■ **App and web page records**
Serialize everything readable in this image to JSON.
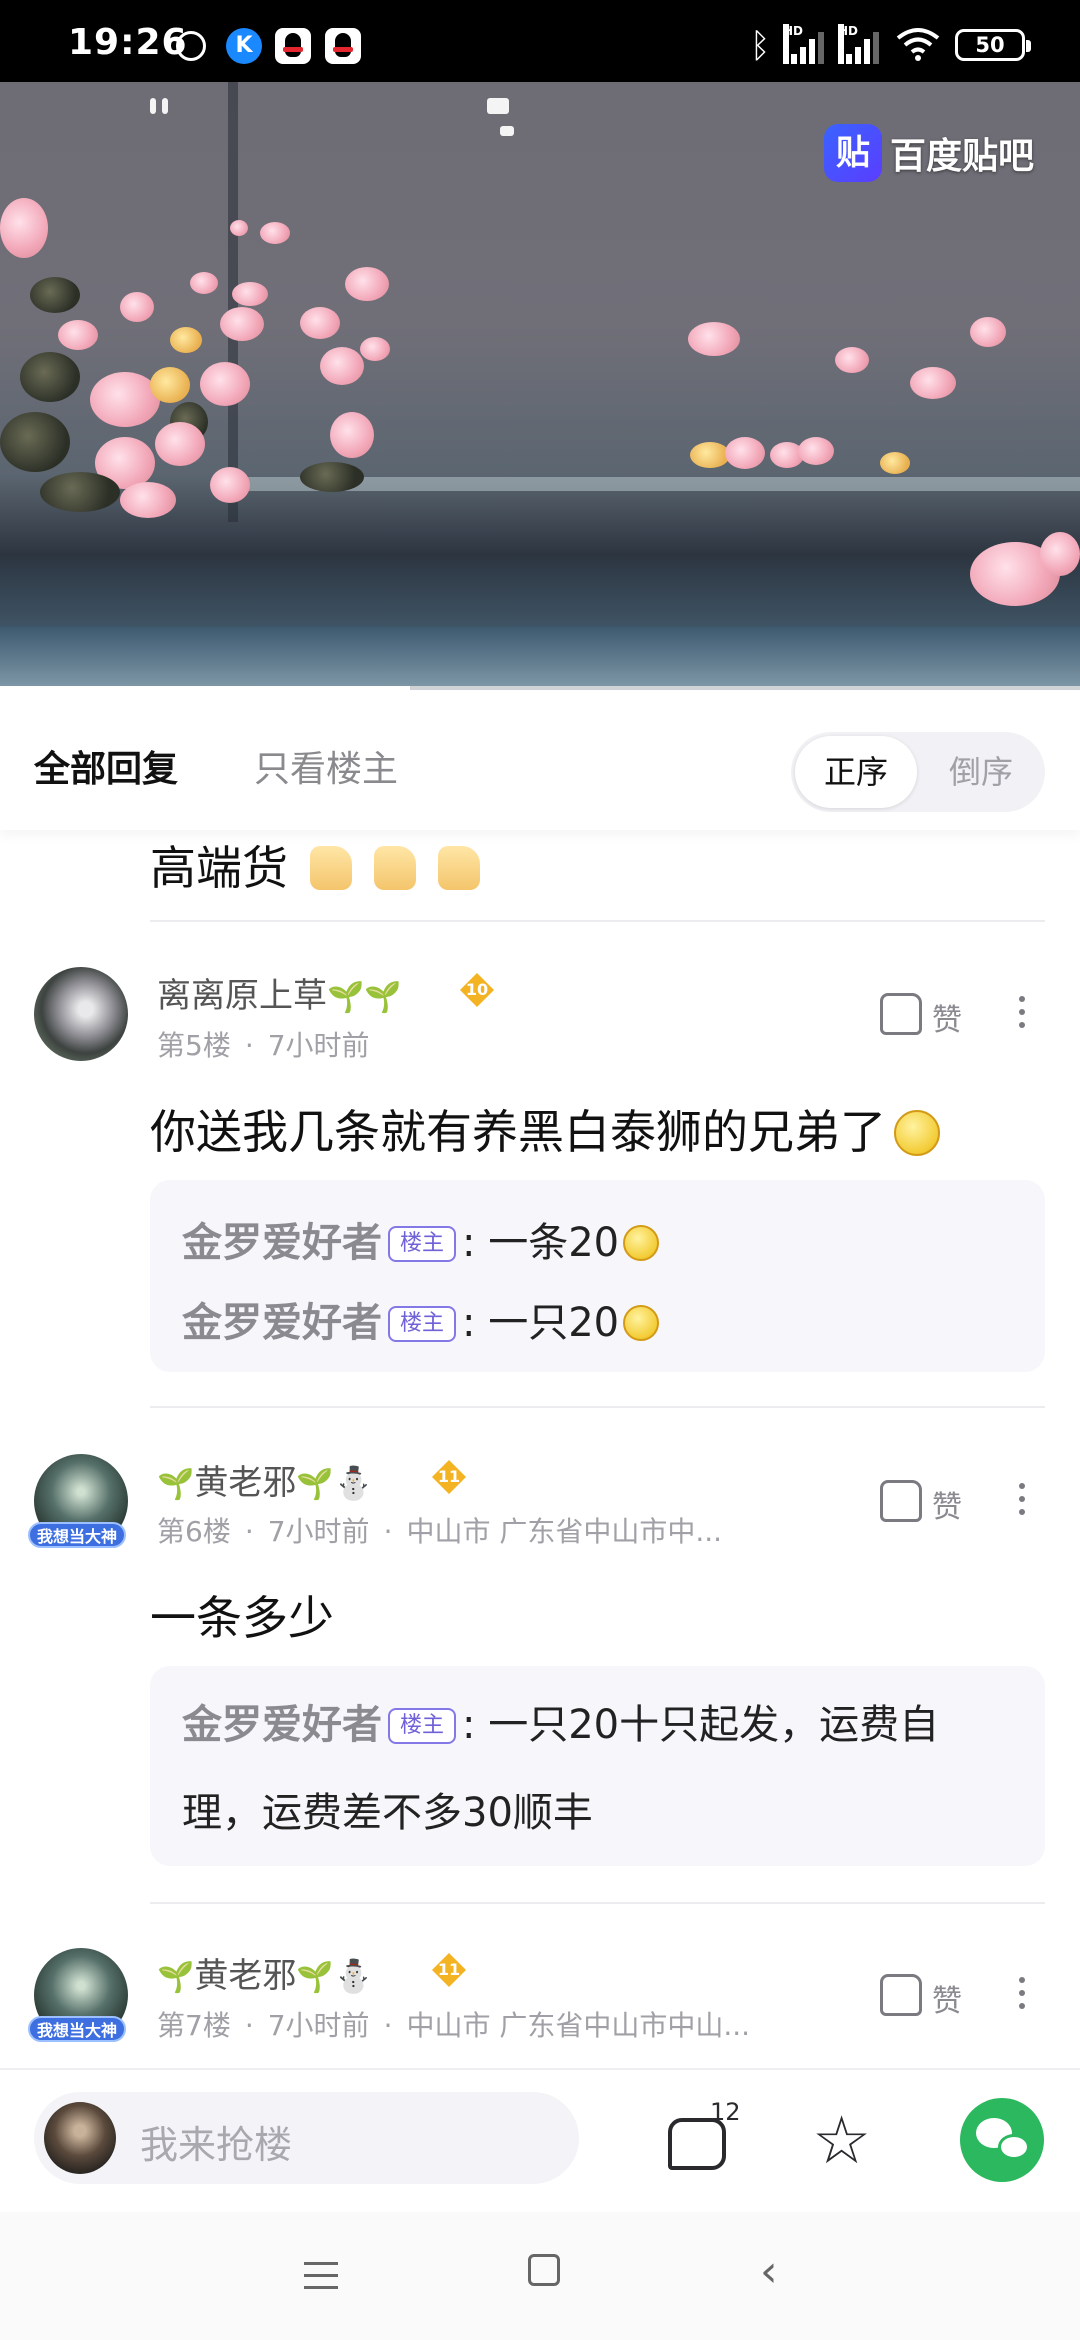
{
  "status_bar": {
    "time": "19:26",
    "battery": "50",
    "signal_label": "HD",
    "icons": [
      "alarm-icon",
      "k-app-icon",
      "qq-icon",
      "qq-icon",
      "bluetooth-icon",
      "signal-icon",
      "signal-icon",
      "wifi-icon",
      "battery-icon"
    ]
  },
  "video": {
    "watermark_logo": "贴",
    "watermark_text": "百度贴吧",
    "progress": 0.38
  },
  "tabs": {
    "all_replies": "全部回复",
    "op_only": "只看楼主",
    "sort_asc": "正序",
    "sort_desc": "倒序"
  },
  "partial_reply": {
    "text": "高端货"
  },
  "replies": [
    {
      "username": "离离原上草",
      "level": "10",
      "floor": "第5楼",
      "time": "7小时前",
      "location": "",
      "like_label": "赞",
      "content": "你送我几条就有养黑白泰狮的兄弟了",
      "sub_replies": [
        {
          "name": "金罗爱好者",
          "tag": "楼主",
          "text": ": 一条20"
        },
        {
          "name": "金罗爱好者",
          "tag": "楼主",
          "text": ": 一只20"
        }
      ]
    },
    {
      "username": "黄老邪",
      "level": "11",
      "badge": "我想当大神",
      "floor": "第6楼",
      "time": "7小时前",
      "location": "中山市 广东省中山市中...",
      "like_label": "赞",
      "content": "一条多少",
      "sub_replies": [
        {
          "name": "金罗爱好者",
          "tag": "楼主",
          "text": ": 一只20十只起发，运费自",
          "text2": "理，运费差不多30顺丰"
        }
      ]
    },
    {
      "username": "黄老邪",
      "level": "11",
      "badge": "我想当大神",
      "floor": "第7楼",
      "time": "7小时前",
      "location": "中山市 广东省中山市中山...",
      "like_label": "赞"
    }
  ],
  "bottom_bar": {
    "placeholder": "我来抢楼",
    "comment_count": "12"
  },
  "colors": {
    "accent_green": "#2bb85f",
    "op_tag": "#6f62d8",
    "level_badge": "#f3b323"
  }
}
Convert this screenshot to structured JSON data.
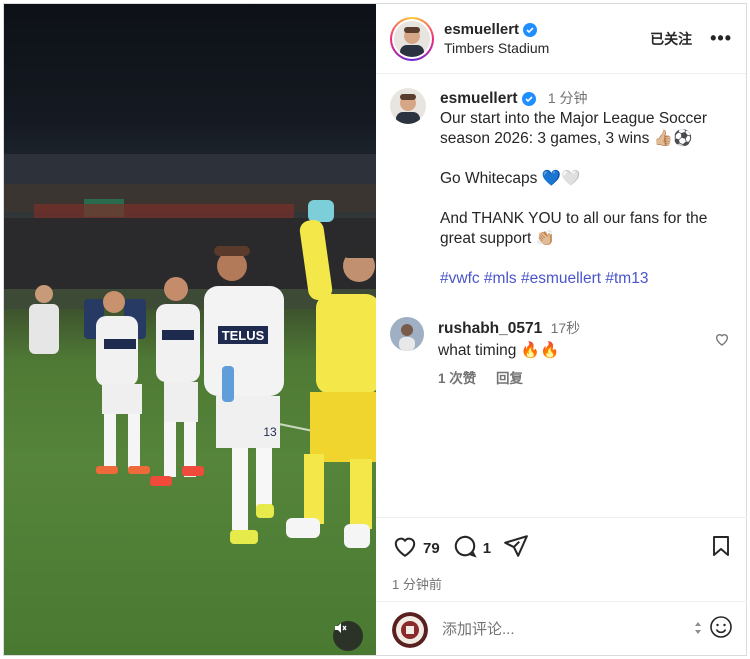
{
  "colors": {
    "accent": "#4a55c9",
    "verified": "#1f8fff",
    "muted": "#737373",
    "border": "#dbdbdb"
  },
  "header": {
    "username": "esmuellert",
    "location": "Timbers Stadium",
    "follow_state": "已关注",
    "more": "•••"
  },
  "caption": {
    "username": "esmuellert",
    "time": "1 分钟",
    "line1": "Our start into the Major League Soccer",
    "line2": "season 2026: 3 games, 3 wins 👍🏼⚽",
    "line3": "Go Whitecaps 💙🤍",
    "line4": "And THANK YOU to all our fans for the",
    "line5": "great support 👏🏼",
    "hashtags": "#vwfc #mls #esmuellert #tm13"
  },
  "comments": [
    {
      "username": "rushabh_0571",
      "time": "17秒",
      "text": "what timing 🔥🔥",
      "likes": "1 次赞",
      "reply": "回复"
    }
  ],
  "actions": {
    "likes": "79",
    "comments": "1",
    "posted": "1 分钟前"
  },
  "composer": {
    "placeholder": "添加评论..."
  },
  "media": {
    "shirt_text": "TELUS",
    "shirt_number": "13"
  },
  "icons": [
    "verified-badge-icon",
    "more-icon",
    "heart-icon",
    "comment-icon",
    "share-icon",
    "bookmark-icon",
    "mute-icon",
    "emoji-icon",
    "sort-icon"
  ]
}
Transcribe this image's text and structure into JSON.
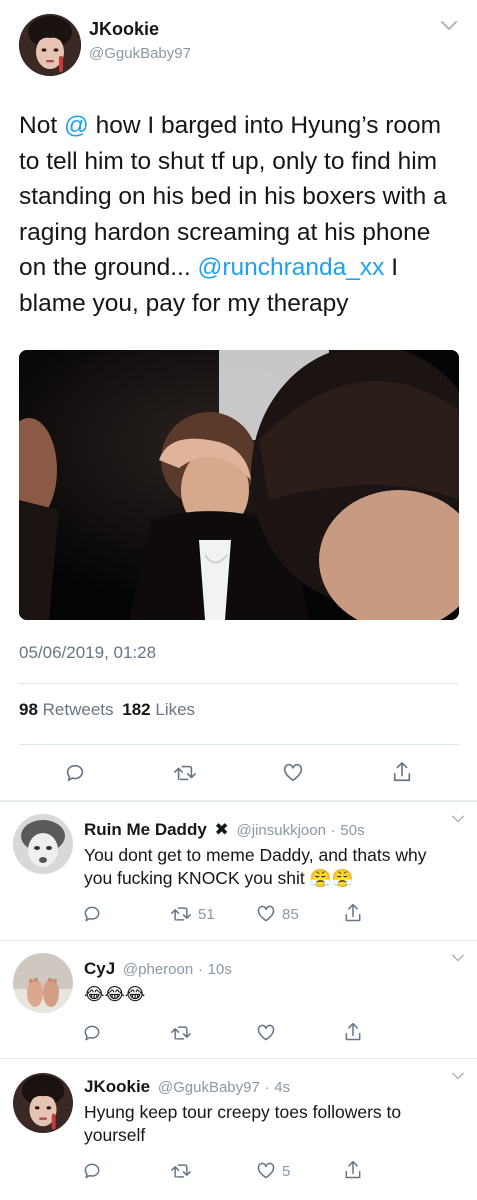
{
  "main_tweet": {
    "author_name": "JKookie",
    "handle": "@GgukBaby97",
    "text_parts": [
      {
        "t": "Not ",
        "link": false
      },
      {
        "t": "@",
        "link": true
      },
      {
        "t": " how I barged into Hyung’s room to tell him to shut tf up, only to find him standing on his bed in his boxers with a raging hardon screaming at his phone on the ground... ",
        "link": false
      },
      {
        "t": "@runchranda_xx",
        "link": true
      },
      {
        "t": " I blame you, pay for my therapy",
        "link": false
      }
    ],
    "timestamp": "05/06/2019, 01:28",
    "retweet_count": "98",
    "retweet_label": "Retweets",
    "like_count": "182",
    "like_label": "Likes"
  },
  "replies": [
    {
      "name": "Ruin Me Daddy",
      "badge": "✖",
      "handle": "@jinsukkjoon",
      "sep": "·",
      "time": "50s",
      "text": "You dont get to meme Daddy, and thats why you fucking KNOCK you shit 😤😤",
      "retweets": "51",
      "likes": "85"
    },
    {
      "name": "CyJ",
      "handle": "@pheroon",
      "sep": "·",
      "time": "10s",
      "text": "😂😂😂",
      "retweets": "",
      "likes": ""
    },
    {
      "name": "JKookie",
      "handle": "@GgukBaby97",
      "sep": "·",
      "time": "4s",
      "text": "Hyung keep tour creepy toes followers to yourself",
      "retweets": "",
      "likes": "5"
    }
  ],
  "icons": {
    "reply": "reply-icon",
    "retweet": "retweet-icon",
    "like": "like-icon",
    "share": "share-icon",
    "more": "chevron-down-icon"
  },
  "colors": {
    "link": "#1da1f2",
    "muted": "#8899a6",
    "divider": "#e1e8ed",
    "text": "#14171a"
  }
}
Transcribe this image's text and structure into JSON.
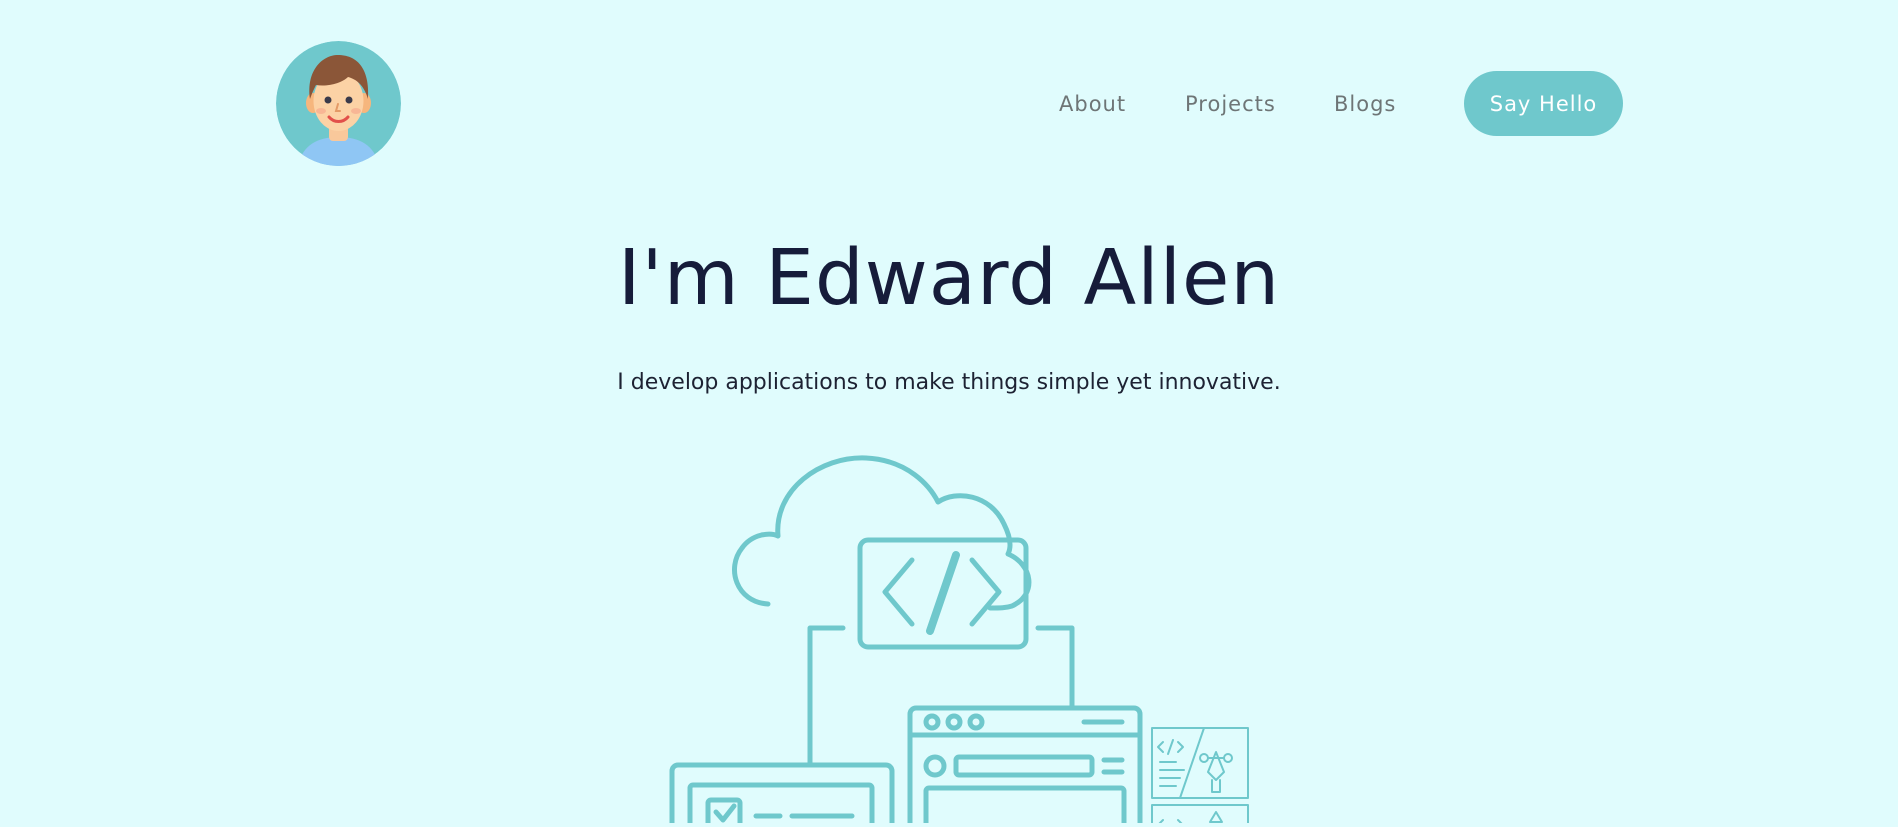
{
  "header": {
    "avatar_alt": "Edward Allen avatar",
    "nav": {
      "about": "About",
      "projects": "Projects",
      "blogs": "Blogs"
    },
    "cta_label": "Say Hello"
  },
  "hero": {
    "title": "I'm Edward Allen",
    "subtitle": "I develop applications to make things simple yet innovative."
  },
  "illustration": {
    "icon": "cloud-code-devices-illustration"
  },
  "colors": {
    "background": "#e0fcfd",
    "accent": "#6fc8cc",
    "heading": "#161c3a",
    "nav_text": "#6e7576"
  }
}
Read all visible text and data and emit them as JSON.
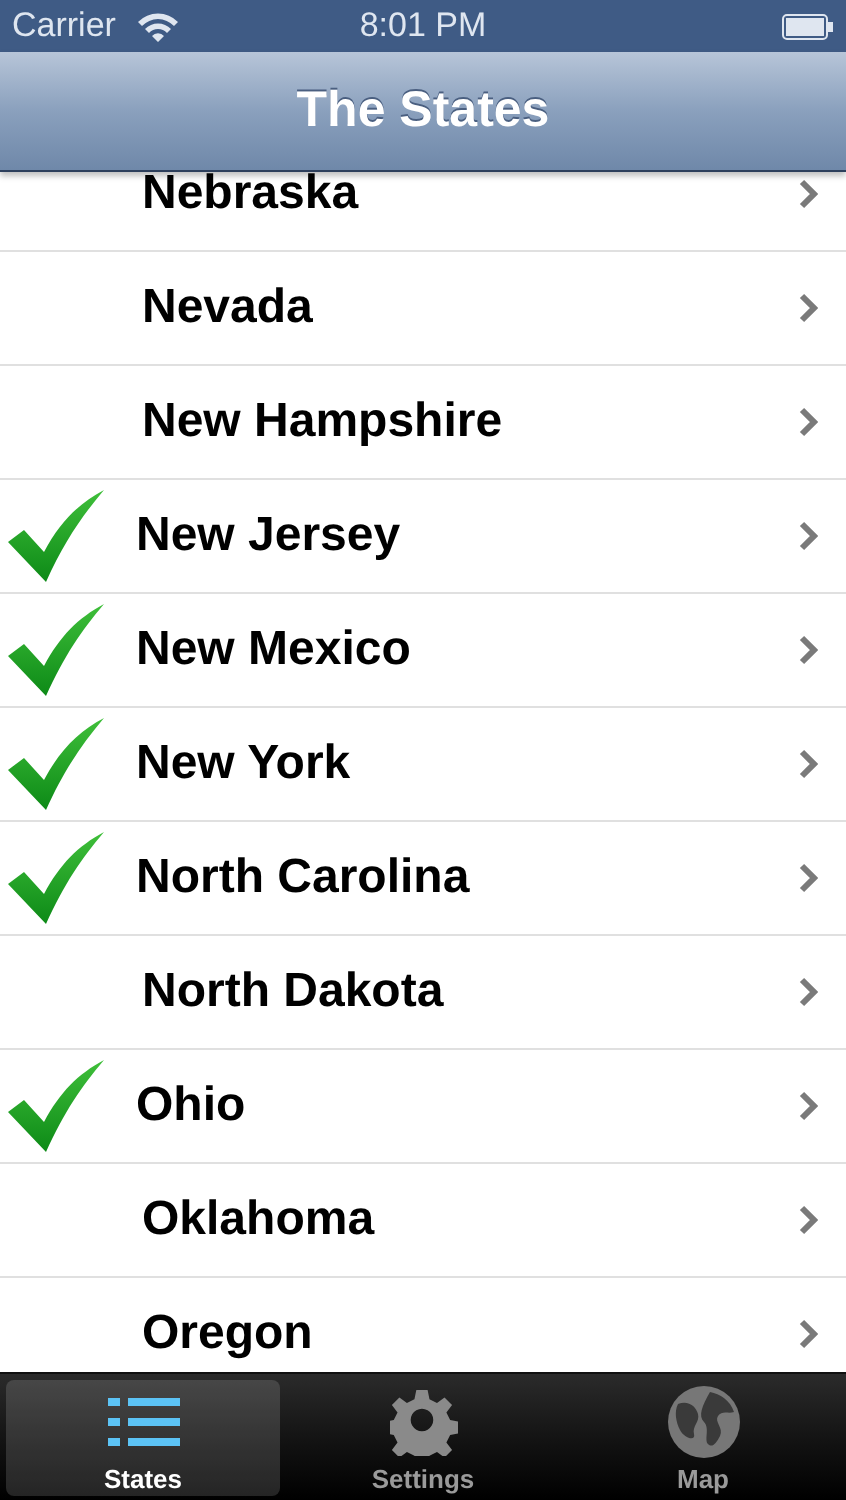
{
  "status_bar": {
    "carrier": "Carrier",
    "time": "8:01 PM"
  },
  "nav_bar": {
    "title": "The States"
  },
  "states": [
    {
      "name": "Nebraska",
      "checked": false
    },
    {
      "name": "Nevada",
      "checked": false
    },
    {
      "name": "New Hampshire",
      "checked": false
    },
    {
      "name": "New Jersey",
      "checked": true
    },
    {
      "name": "New Mexico",
      "checked": true
    },
    {
      "name": "New York",
      "checked": true
    },
    {
      "name": "North Carolina",
      "checked": true
    },
    {
      "name": "North Dakota",
      "checked": false
    },
    {
      "name": "Ohio",
      "checked": true
    },
    {
      "name": "Oklahoma",
      "checked": false
    },
    {
      "name": "Oregon",
      "checked": false
    }
  ],
  "tab_bar": [
    {
      "label": "States",
      "kind": "list",
      "selected": true
    },
    {
      "label": "Settings",
      "kind": "gear",
      "selected": false
    },
    {
      "label": "Map",
      "kind": "globe",
      "selected": false
    }
  ]
}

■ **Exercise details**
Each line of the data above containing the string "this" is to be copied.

■ **Answer box**
Serialize everything readable in this image to JSON.
Convert this screenshot to structured JSON data.
Transcribe this image's text and structure into JSON.
Transcribe this image's text and structure into JSON.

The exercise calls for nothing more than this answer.